“The aim of the exercise is to practice the participating nations in planning and conduct of Humanitarian Mine Assistance and Peace Keeping Operations under Chapter VII of United Nations Peace Keeping Operations,” the statement added. It continued:

20 March 2019

Bouteflika May Have Stepped Aside, but the Generals Really Running Algeria Won’t

Francisco Serrano

In any other country, the news that peaceful demonstrations had forced the incumbent president to drop his unpopular re-election bid would have been a startling announcement. But given Algeria’s political system, President Abdelaziz Bouteflika’s move to withdraw his candidacy for a fifth presidential term and postpone April’s elections, made public on Monday, was welcomed by protesters as only a good start.

Amid a growing protest movement, Algerians are being cautious about Bouteflika’s announcement because of what they call le pouvoir—the shadowy “power” that rules Algeria, made up of an assortment of aging army generals, secret service operatives and party apparatchiks. For decades, they have wielded control from behind the scenes, choosing presidential candidates, rigging elections, dividing opposition movements and using repression when needed. Every important decision is taken behind closed doors. In a way, no one really knows who rules Algeria.
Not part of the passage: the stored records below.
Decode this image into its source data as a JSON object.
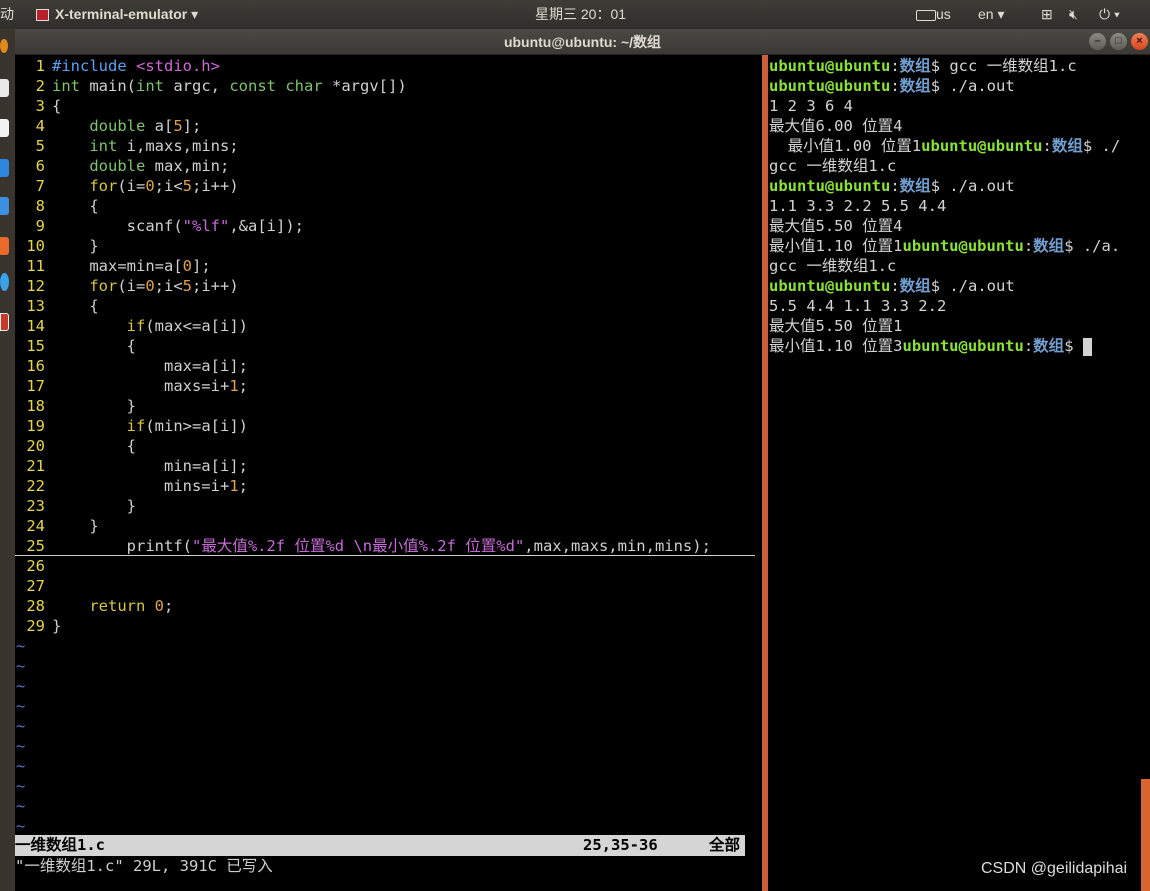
{
  "top_panel": {
    "left_cut": "动",
    "app_menu": "X-terminal-emulator",
    "clock": "星期三 20：01",
    "kbd": "us",
    "lang": "en"
  },
  "window": {
    "title": "ubuntu@ubuntu: ~/数组"
  },
  "vim": {
    "lines": [
      {
        "n": "1",
        "t": "#include <stdio.h>"
      },
      {
        "n": "2",
        "t": "int main(int argc, const char *argv[])"
      },
      {
        "n": "3",
        "t": "{"
      },
      {
        "n": "4",
        "t": "    double a[5];"
      },
      {
        "n": "5",
        "t": "    int i,maxs,mins;"
      },
      {
        "n": "6",
        "t": "    double max,min;"
      },
      {
        "n": "7",
        "t": "    for(i=0;i<5;i++)"
      },
      {
        "n": "8",
        "t": "    {"
      },
      {
        "n": "9",
        "t": "        scanf(\"%lf\",&a[i]);"
      },
      {
        "n": "10",
        "t": "    }"
      },
      {
        "n": "11",
        "t": "    max=min=a[0];"
      },
      {
        "n": "12",
        "t": "    for(i=0;i<5;i++)"
      },
      {
        "n": "13",
        "t": "    {"
      },
      {
        "n": "14",
        "t": "        if(max<=a[i])"
      },
      {
        "n": "15",
        "t": "        {"
      },
      {
        "n": "16",
        "t": "            max=a[i];"
      },
      {
        "n": "17",
        "t": "            maxs=i+1;"
      },
      {
        "n": "18",
        "t": "        }"
      },
      {
        "n": "19",
        "t": "        if(min>=a[i])"
      },
      {
        "n": "20",
        "t": "        {"
      },
      {
        "n": "21",
        "t": "            min=a[i];"
      },
      {
        "n": "22",
        "t": "            mins=i+1;"
      },
      {
        "n": "23",
        "t": "        }"
      },
      {
        "n": "24",
        "t": "    }"
      },
      {
        "n": "25",
        "t": "        printf(\"最大值%.2f 位置%d \\n最小值%.2f 位置%d\",max,maxs,min,mins);"
      },
      {
        "n": "26",
        "t": ""
      },
      {
        "n": "27",
        "t": ""
      },
      {
        "n": "28",
        "t": "    return 0;"
      },
      {
        "n": "29",
        "t": "}"
      }
    ],
    "status_file": "一维数组1.c",
    "status_pos": "25,35-36",
    "status_all": "全部",
    "message": "\"一维数组1.c\" 29L, 391C 已写入"
  },
  "terminal": {
    "user": "ubuntu@ubuntu",
    "dir": "数组",
    "lines": [
      {
        "pre": "",
        "prompt": true,
        "post": "$ gcc 一维数组1.c"
      },
      {
        "pre": "",
        "prompt": true,
        "post": "$ ./a.out"
      },
      {
        "pre": "1 2 3 6 4",
        "prompt": false,
        "post": ""
      },
      {
        "pre": "最大值6.00 位置4",
        "prompt": false,
        "post": ""
      },
      {
        "pre": "  最小值1.00 位置1",
        "prompt": true,
        "post": "$ ./"
      },
      {
        "pre": "gcc 一维数组1.c",
        "prompt": false,
        "post": ""
      },
      {
        "pre": "",
        "prompt": true,
        "post": "$ ./a.out"
      },
      {
        "pre": "1.1 3.3 2.2 5.5 4.4",
        "prompt": false,
        "post": ""
      },
      {
        "pre": "最大值5.50 位置4",
        "prompt": false,
        "post": ""
      },
      {
        "pre": "最小值1.10 位置1",
        "prompt": true,
        "post": "$ ./a."
      },
      {
        "pre": "gcc 一维数组1.c",
        "prompt": false,
        "post": ""
      },
      {
        "pre": "",
        "prompt": true,
        "post": "$ ./a.out"
      },
      {
        "pre": "5.5 4.4 1.1 3.3 2.2",
        "prompt": false,
        "post": ""
      },
      {
        "pre": "最大值5.50 位置1",
        "prompt": false,
        "post": ""
      },
      {
        "pre": "最小值1.10 位置3",
        "prompt": true,
        "post": "$ "
      }
    ]
  },
  "watermark": "CSDN @geilidapihai"
}
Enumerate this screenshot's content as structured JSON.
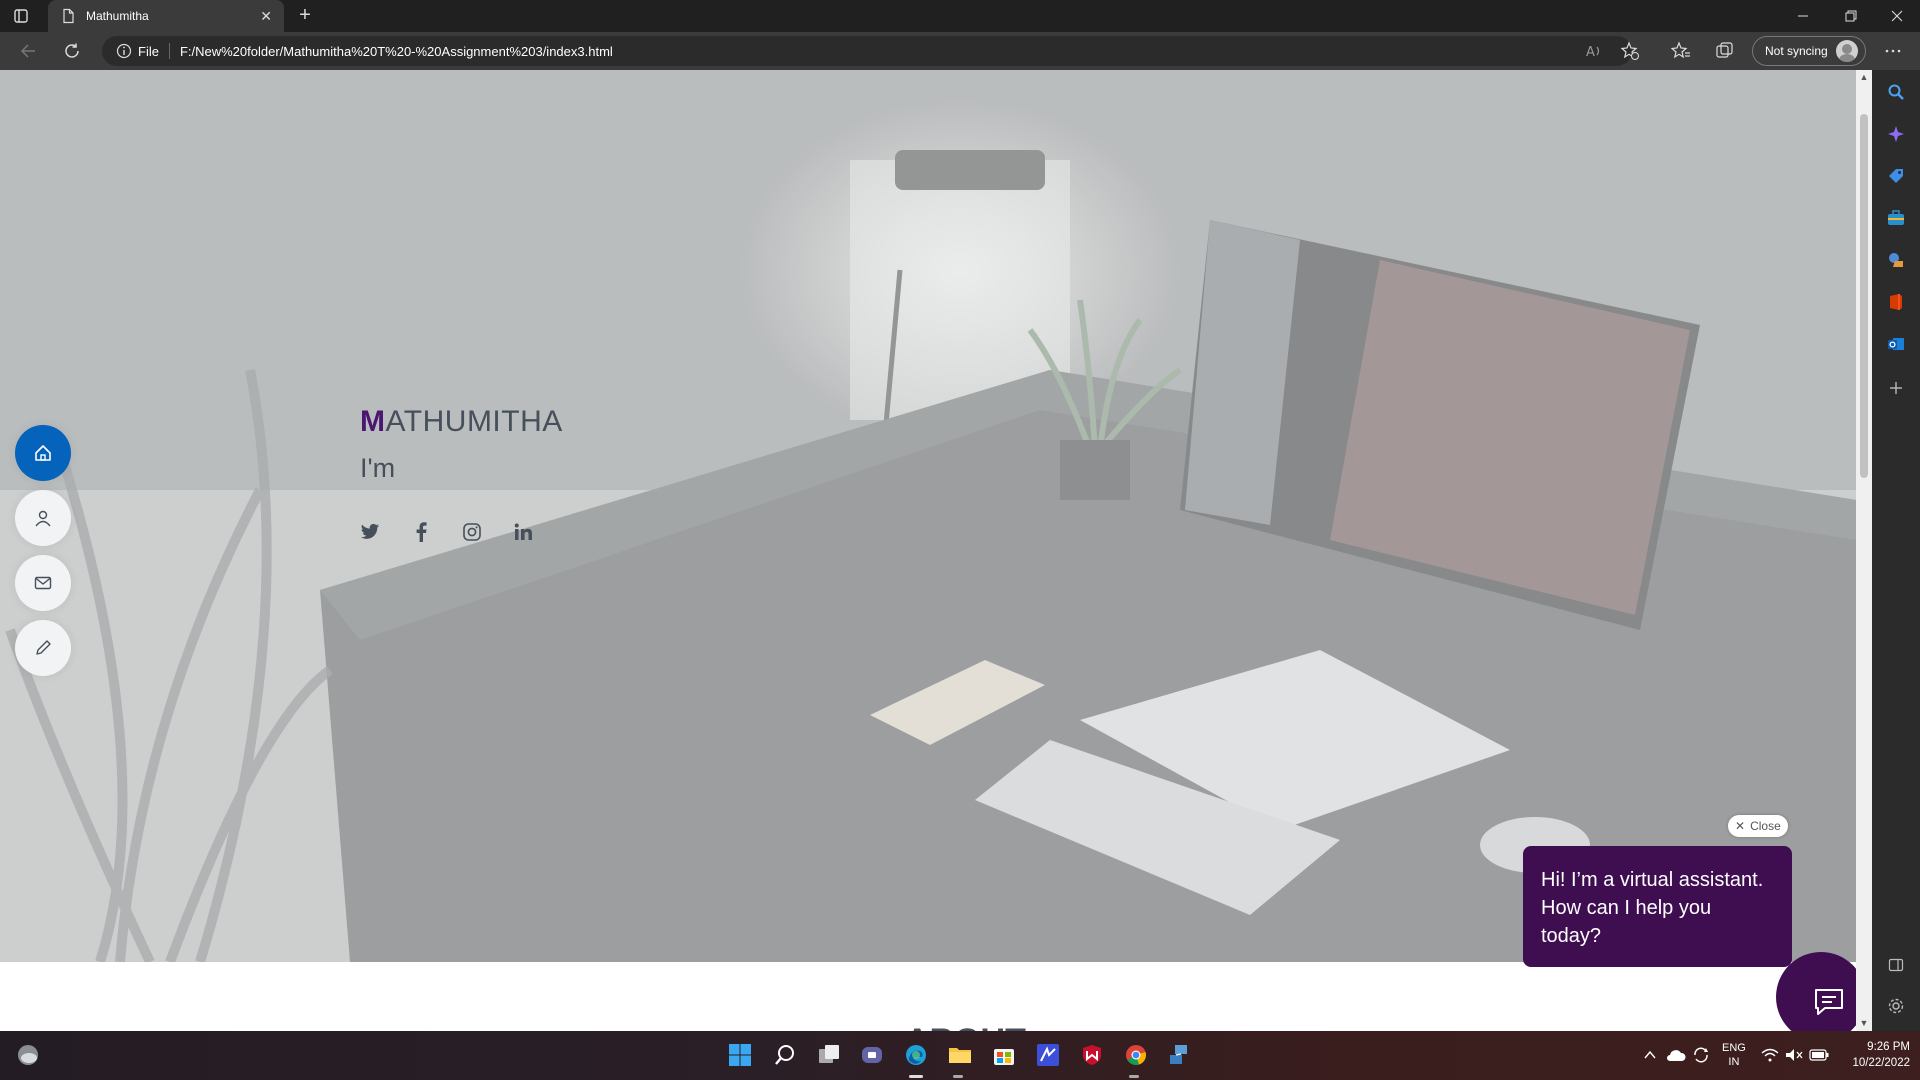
{
  "browser": {
    "tab_title": "Mathumitha",
    "url_scheme_label": "File",
    "url": "F:/New%20folder/Mathumitha%20T%20-%20Assignment%203/index3.html",
    "sync_label": "Not syncing"
  },
  "hero": {
    "name_initial": "M",
    "name_rest": "ATHUMITHA",
    "tagline": "I'm",
    "nav_items": [
      "home",
      "about",
      "contact",
      "resume"
    ],
    "social": [
      "twitter",
      "facebook",
      "instagram",
      "linkedin"
    ]
  },
  "section": {
    "about_title": "ABOUT"
  },
  "chat": {
    "close_label": "Close",
    "message": "Hi! I’m a virtual assistant. How can I help you today?"
  },
  "taskbar": {
    "lang_line1": "ENG",
    "lang_line2": "IN",
    "time": "9:26 PM",
    "date": "10/22/2022"
  },
  "colors": {
    "accent_purple": "#4b1670",
    "nav_active": "#0563bb",
    "chat_bg": "#3f0e51"
  }
}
9 March 2019

Fears Rise in Nigeria as Opposition Leader Moves to Challenge Election Results

Philip Obaji Jr.

LAGOS, Nigeria—The last time a leader of an opposition party in Nigeria rejected the results of the country’s presidential election, nearly eight years ago, hundreds of people were killed and tens of thousands displaced in the ensuing violence. Now there are fears of a similar scenario unfolding as Atiku Abubakar, a former vice president long tainted by corruption allegations, heads to court to challenge the outcome of the Feb. 23 election that President Muhammadu Buhari easily won.

Atiku, as Abubakar is widely known in Nigeria, lost by nearly 4 million votes, with 11,262,978 against Buhari’s 15,191,847. He and his supporters dispute the claim by Nigeria’s Independent National Electoral Commission that voter turnout was higher in the northeastern states of Borno and Yobe, where Buhari won handsomely, than in any other part of the country, arguing that frequent deadly attacks by the militant group Boko Haram, including on Election Day, would have made it impossible for people to turn out en masse. They are also claiming that the vote totals from Kano, Kaduna, Kebbi and Katsina states, where the president won by more than 2 million votes, were hugely inflated. 

5 February 2019

Venezuela’s Oil Industry Decline by the Numbers

The United States is the biggest importer of Venezuelan crude oil, and its sanctions will likely hit the industry hard. 

This week, the United States imposed sanctions on Venezuelan oil firm PDVSA in an attempt to force President Nicolas Maduro to relinquish power to opposition leader and self-declared interim president Juan Guaido. Maduro responded by calling the sanctions criminal and vowed not to allow ships with crude oil destined for the U.S. to leave Venezuela without being prepaid.

The move is the latest setback for Venezuela’s oil industry. Years of underinvestment and government mismanagement, including siphoning off profits to pay for social programs, have taken a heavy toll. Production has fallen from roughly 3 million barrels per day in the late 1990s to 1.3 million barrels per day in 2018. Changes made under the Maduro government and that of his predecessor, Hugo Chavez, have led to a decline in foreign investment and a spike in debt. The country’s oil sector is estimated to owe creditors some $100 billion. Whatever the cost of the latest U.S. sanctions, the industry’s downward spiral has no end in sight.